Pruning Tulip Tree

Pruning Tulip Tree

Tulip trees, or Liriodendron tulipifera, can grow up to 37m high and get their name from the wonderful display of spring blooms that resemble the flower, every summer.

These deciduous trees have lobed leaves, which turn yellow in the autumn and despite not being related to tulips, feature green and orange tulip-shaped flowers. When in full bloom these measure around 4cm in length.

They require lime-free and moist but well-drained soil. It starts as a pyramid shape but will mature into an arching dome as long. These trees need plenty of space due to the fact that they become very tall and branch out up to 12m.

Pruning tulip tree

These are low maintenance trees that grow in sun or partial shade and are generally disease and pest free. However, they do require pruning to keep them looking their best.

When to prune tulip trees

Your tulip tree can be pruned in April and June.

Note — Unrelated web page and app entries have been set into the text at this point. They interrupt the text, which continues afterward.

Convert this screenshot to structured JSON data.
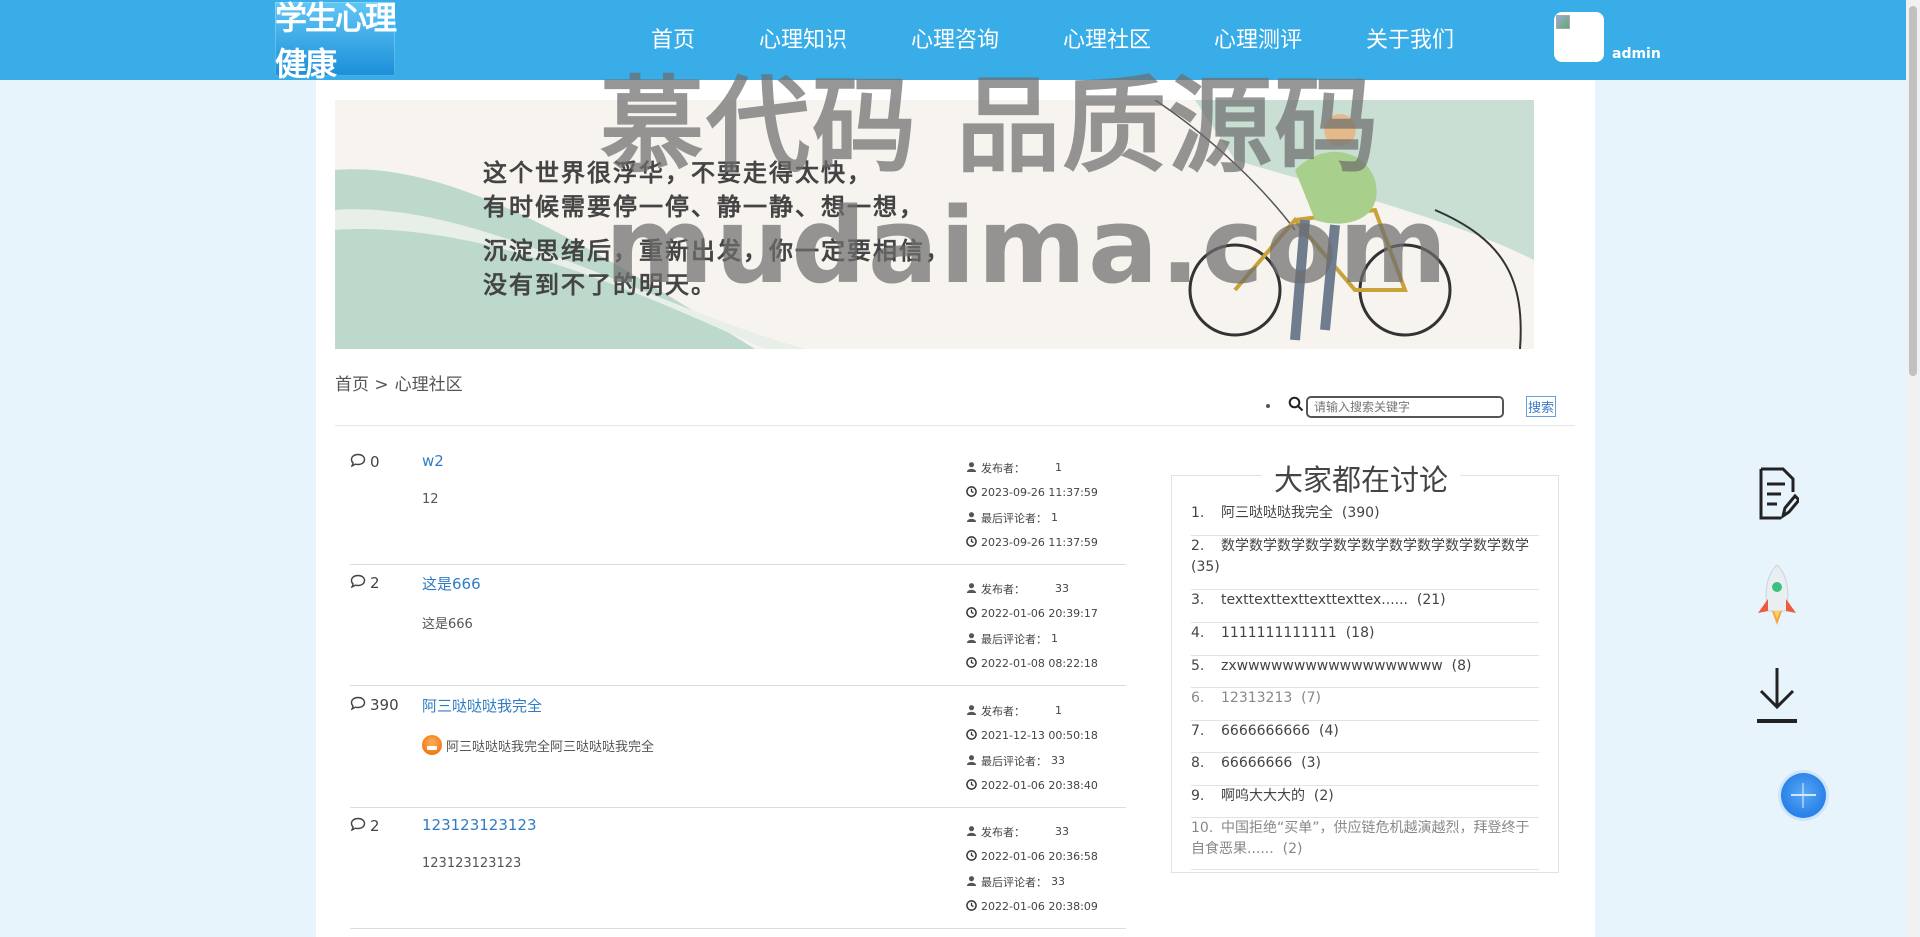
{
  "header": {
    "logo_text": "学生心理健康",
    "nav": [
      "首页",
      "心理知识",
      "心理咨询",
      "心理社区",
      "心理测评",
      "关于我们"
    ],
    "username": "admin"
  },
  "banner": {
    "lines": [
      "这个世界很浮华，不要走得太快，",
      "有时候需要停一停、静一静、想一想，",
      "沉淀思绪后，重新出发，你一定要相信，",
      "没有到不了的明天。"
    ]
  },
  "watermark": {
    "line1": "慕代码 品质源码",
    "line2": "mudaima.com"
  },
  "breadcrumb": {
    "home": "首页 >",
    "current": "心理社区"
  },
  "search": {
    "placeholder": "请输入搜索关键字",
    "button": "搜索"
  },
  "meta_labels": {
    "publisher": "发布者：",
    "last_commenter": "最后评论者："
  },
  "posts": [
    {
      "comments": "0",
      "title": "w2",
      "body": "12",
      "publisher": "1",
      "publish_time": "2023-09-26 11:37:59",
      "last_commenter": "1",
      "last_time": "2023-09-26 11:37:59"
    },
    {
      "comments": "2",
      "title": "这是666",
      "body": "这是666",
      "publisher": "33",
      "publish_time": "2022-01-06 20:39:17",
      "last_commenter": "1",
      "last_time": "2022-01-08 08:22:18"
    },
    {
      "comments": "390",
      "title": "阿三哒哒哒我完全",
      "body": "阿三哒哒哒我完全阿三哒哒哒我完全",
      "publisher": "1",
      "publish_time": "2021-12-13 00:50:18",
      "last_commenter": "33",
      "last_time": "2022-01-06 20:38:40"
    },
    {
      "comments": "2",
      "title": "123123123123",
      "body": "123123123123",
      "publisher": "33",
      "publish_time": "2022-01-06 20:36:58",
      "last_commenter": "33",
      "last_time": "2022-01-06 20:38:09"
    }
  ],
  "discussion": {
    "title": "大家都在讨论",
    "items": [
      {
        "num": "1.",
        "text": "阿三哒哒哒我完全",
        "count": "(390)"
      },
      {
        "num": "2.",
        "text": "数学数学数学数学数学数学数学数学数学数学数学",
        "count": "(35)"
      },
      {
        "num": "3.",
        "text": "texttexttexttexttexttex......",
        "count": "(21)"
      },
      {
        "num": "4.",
        "text": "1111111111111",
        "count": "(18)"
      },
      {
        "num": "5.",
        "text": "zxwwwwwwwwwwwwwwwwww",
        "count": "(8)"
      },
      {
        "num": "6.",
        "text": "12313213",
        "count": "(7)"
      },
      {
        "num": "7.",
        "text": "6666666666",
        "count": "(4)"
      },
      {
        "num": "8.",
        "text": "66666666",
        "count": "(3)"
      },
      {
        "num": "9.",
        "text": "啊呜大大大的",
        "count": "(2)"
      },
      {
        "num": "10.",
        "text": "中国拒绝“买单”，供应链危机越演越烈，拜登终于自食恶果......",
        "count": "(2)"
      }
    ]
  },
  "colors": {
    "header": "#38ade7",
    "link": "#2f7cc5",
    "page_bg": "#e8f4fc"
  }
}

How to prune tulip trees

Pruning in April

The tree can be tidied up in April, cutting any broken or frost-damaged branches back to the live wood.

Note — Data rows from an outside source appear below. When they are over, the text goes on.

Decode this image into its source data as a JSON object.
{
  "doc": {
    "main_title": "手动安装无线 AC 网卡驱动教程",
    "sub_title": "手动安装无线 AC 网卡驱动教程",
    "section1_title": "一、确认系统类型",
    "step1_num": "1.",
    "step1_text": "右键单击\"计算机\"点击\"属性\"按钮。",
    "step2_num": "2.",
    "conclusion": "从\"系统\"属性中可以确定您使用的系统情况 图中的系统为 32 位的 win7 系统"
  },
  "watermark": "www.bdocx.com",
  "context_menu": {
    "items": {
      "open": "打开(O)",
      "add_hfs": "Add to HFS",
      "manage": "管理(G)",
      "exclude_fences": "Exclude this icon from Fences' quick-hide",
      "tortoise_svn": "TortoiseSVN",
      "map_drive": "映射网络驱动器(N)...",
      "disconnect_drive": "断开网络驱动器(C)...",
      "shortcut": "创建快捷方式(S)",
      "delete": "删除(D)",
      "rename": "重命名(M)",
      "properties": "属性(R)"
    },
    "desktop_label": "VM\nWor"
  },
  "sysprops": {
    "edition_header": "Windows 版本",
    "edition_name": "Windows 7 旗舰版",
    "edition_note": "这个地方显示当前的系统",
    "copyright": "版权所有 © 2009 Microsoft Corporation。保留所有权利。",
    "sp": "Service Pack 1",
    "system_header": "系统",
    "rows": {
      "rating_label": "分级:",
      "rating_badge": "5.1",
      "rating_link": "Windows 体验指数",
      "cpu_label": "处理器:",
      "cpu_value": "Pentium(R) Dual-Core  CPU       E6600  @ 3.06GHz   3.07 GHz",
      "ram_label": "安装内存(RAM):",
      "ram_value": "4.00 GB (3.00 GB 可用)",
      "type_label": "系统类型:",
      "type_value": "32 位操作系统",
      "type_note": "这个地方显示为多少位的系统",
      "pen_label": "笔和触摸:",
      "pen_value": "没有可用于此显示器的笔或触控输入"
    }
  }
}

Pruning in June

If some of the branches of the tulip tree have become too long, these can be tackled in the summer. June is an ideal month for this. Extra care should be taken with thicker branches in order to prevent tearing.

First make a deep cut on the underside of the branch, keeping a distance of at least 10 cm from the trunk, then saw through from above. Once the branch has been removed, the stump can be shortened, although the branch collar should be left intact. The branch collar can be recognised by the markings on the bark.

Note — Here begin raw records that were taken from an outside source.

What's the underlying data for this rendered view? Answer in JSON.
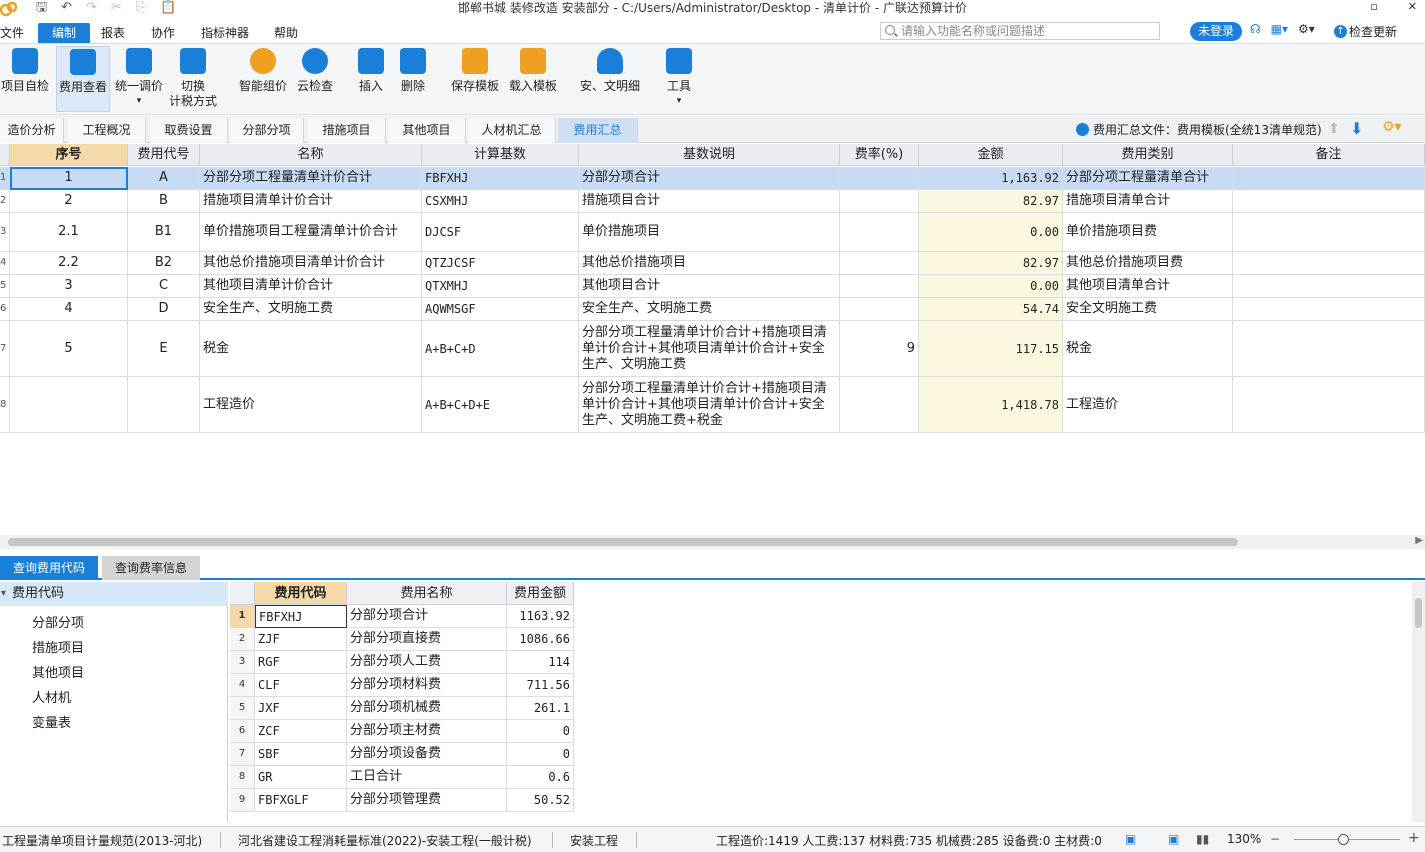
{
  "titlebar": {
    "title": "邯郸书城 装修改造 安装部分  -  C:/Users/Administrator/Desktop  -  清单计价  -  广联达预算计价",
    "restore_glyph": "▫",
    "close_glyph": "✕"
  },
  "menubar": {
    "items": [
      "文件",
      "编制",
      "报表",
      "协作",
      "指标神器",
      "帮助"
    ],
    "search_placeholder": "请输入功能名称或问题描述",
    "login": "未登录",
    "update": "检查更新"
  },
  "toolbar": {
    "buttons": [
      {
        "label": "项目自检",
        "label2": "",
        "icon": "check-doc-icon",
        "color": "#1a7fd8"
      },
      {
        "label": "费用查看",
        "label2": "",
        "icon": "fee-view-icon",
        "color": "#1a7fd8"
      },
      {
        "label": "统一调价",
        "label2": "▾",
        "icon": "price-adjust-icon",
        "color": "#1a7fd8"
      },
      {
        "label": "切换",
        "label2": "计税方式",
        "icon": "tax-switch-icon",
        "color": "#1a7fd8"
      },
      {
        "label": "智能组价",
        "label2": "",
        "icon": "smart-price-icon",
        "color": "#f0a020"
      },
      {
        "label": "云检查",
        "label2": "",
        "icon": "cloud-check-icon",
        "color": "#1a7fd8"
      },
      {
        "label": "插入",
        "label2": "",
        "icon": "insert-icon",
        "color": "#1a7fd8"
      },
      {
        "label": "删除",
        "label2": "",
        "icon": "delete-icon",
        "color": "#1a7fd8"
      },
      {
        "label": "保存模板",
        "label2": "",
        "icon": "save-template-icon",
        "color": "#f0a020"
      },
      {
        "label": "载入模板",
        "label2": "",
        "icon": "load-template-icon",
        "color": "#f0a020"
      },
      {
        "label": "安、文明细",
        "label2": "",
        "icon": "safety-helmet-icon",
        "color": "#1a7fd8"
      },
      {
        "label": "工具",
        "label2": "▾",
        "icon": "tools-icon",
        "color": "#1a7fd8"
      }
    ]
  },
  "tabs": [
    "造价分析",
    "工程概况",
    "取费设置",
    "分部分项",
    "措施项目",
    "其他项目",
    "人材机汇总",
    "费用汇总"
  ],
  "summary_file": "费用汇总文件：费用模板(全统13清单规范)",
  "grid": {
    "headers": [
      "序号",
      "费用代号",
      "名称",
      "计算基数",
      "基数说明",
      "费率(%)",
      "金额",
      "费用类别",
      "备注"
    ],
    "rows": [
      {
        "rn": "1",
        "seq": "1",
        "code": "A",
        "name": "分部分项工程量清单计价合计",
        "base": "FBFXHJ",
        "desc": "分部分项合计",
        "rate": "",
        "amount": "1,163.92",
        "category": "分部分项工程量清单合计",
        "note": ""
      },
      {
        "rn": "2",
        "seq": "2",
        "code": "B",
        "name": "措施项目清单计价合计",
        "base": "CSXMHJ",
        "desc": "措施项目合计",
        "rate": "",
        "amount": "82.97",
        "category": "措施项目清单合计",
        "note": ""
      },
      {
        "rn": "3",
        "seq": "2.1",
        "code": "B1",
        "name": "单价措施项目工程量清单计价合计",
        "base": "DJCSF",
        "desc": "单价措施项目",
        "rate": "",
        "amount": "0.00",
        "category": "单价措施项目费",
        "note": ""
      },
      {
        "rn": "4",
        "seq": "2.2",
        "code": "B2",
        "name": "其他总价措施项目清单计价合计",
        "base": "QTZJCSF",
        "desc": "其他总价措施项目",
        "rate": "",
        "amount": "82.97",
        "category": "其他总价措施项目费",
        "note": ""
      },
      {
        "rn": "5",
        "seq": "3",
        "code": "C",
        "name": "其他项目清单计价合计",
        "base": "QTXMHJ",
        "desc": "其他项目合计",
        "rate": "",
        "amount": "0.00",
        "category": "其他项目清单合计",
        "note": ""
      },
      {
        "rn": "6",
        "seq": "4",
        "code": "D",
        "name": "安全生产、文明施工费",
        "base": "AQWMSGF",
        "desc": "安全生产、文明施工费",
        "rate": "",
        "amount": "54.74",
        "category": "安全文明施工费",
        "note": ""
      },
      {
        "rn": "7",
        "seq": "5",
        "code": "E",
        "name": "税金",
        "base": "A+B+C+D",
        "desc": "分部分项工程量清单计价合计+措施项目清单计价合计+其他项目清单计价合计+安全生产、文明施工费",
        "rate": "9",
        "amount": "117.15",
        "category": "税金",
        "note": ""
      },
      {
        "rn": "8",
        "seq": "",
        "code": "",
        "name": "工程造价",
        "base": "A+B+C+D+E",
        "desc": "分部分项工程量清单计价合计+措施项目清单计价合计+其他项目清单计价合计+安全生产、文明施工费+税金",
        "rate": "",
        "amount": "1,418.78",
        "category": "工程造价",
        "note": ""
      }
    ]
  },
  "bottom": {
    "tabs": [
      "查询费用代码",
      "查询费率信息"
    ],
    "tree_root": "费用代码",
    "tree_nodes": [
      "分部分项",
      "措施项目",
      "其他项目",
      "人材机",
      "变量表"
    ],
    "table_headers": [
      "费用代码",
      "费用名称",
      "费用金额"
    ],
    "table_rows": [
      {
        "n": "1",
        "code": "FBFXHJ",
        "name": "分部分项合计",
        "amount": "1163.92"
      },
      {
        "n": "2",
        "code": "ZJF",
        "name": "分部分项直接费",
        "amount": "1086.66"
      },
      {
        "n": "3",
        "code": "RGF",
        "name": "分部分项人工费",
        "amount": "114"
      },
      {
        "n": "4",
        "code": "CLF",
        "name": "分部分项材料费",
        "amount": "711.56"
      },
      {
        "n": "5",
        "code": "JXF",
        "name": "分部分项机械费",
        "amount": "261.1"
      },
      {
        "n": "6",
        "code": "ZCF",
        "name": "分部分项主材费",
        "amount": "0"
      },
      {
        "n": "7",
        "code": "SBF",
        "name": "分部分项设备费",
        "amount": "0"
      },
      {
        "n": "8",
        "code": "GR",
        "name": "工日合计",
        "amount": "0.6"
      },
      {
        "n": "9",
        "code": "FBFXGLF",
        "name": "分部分项管理费",
        "amount": "50.52"
      }
    ]
  },
  "statusbar": {
    "spec": "工程量清单项目计量规范(2013-河北)",
    "standard": "河北省建设工程消耗量标准(2022)-安装工程(一般计税)",
    "type": "安装工程",
    "totals": "工程造价:1419   人工费:137   材料费:735   机械费:285   设备费:0   主材费:0",
    "zoom": "130%",
    "zoom_level": 0.46
  }
}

If the crown becomes too heavy you may decide to thin it out. This, too, is a job for the summer. The purpose of thinning out is to remove any dead wood from the crown so that the branches that bear leaves have more room to develop. The same sawing technique described above should be used.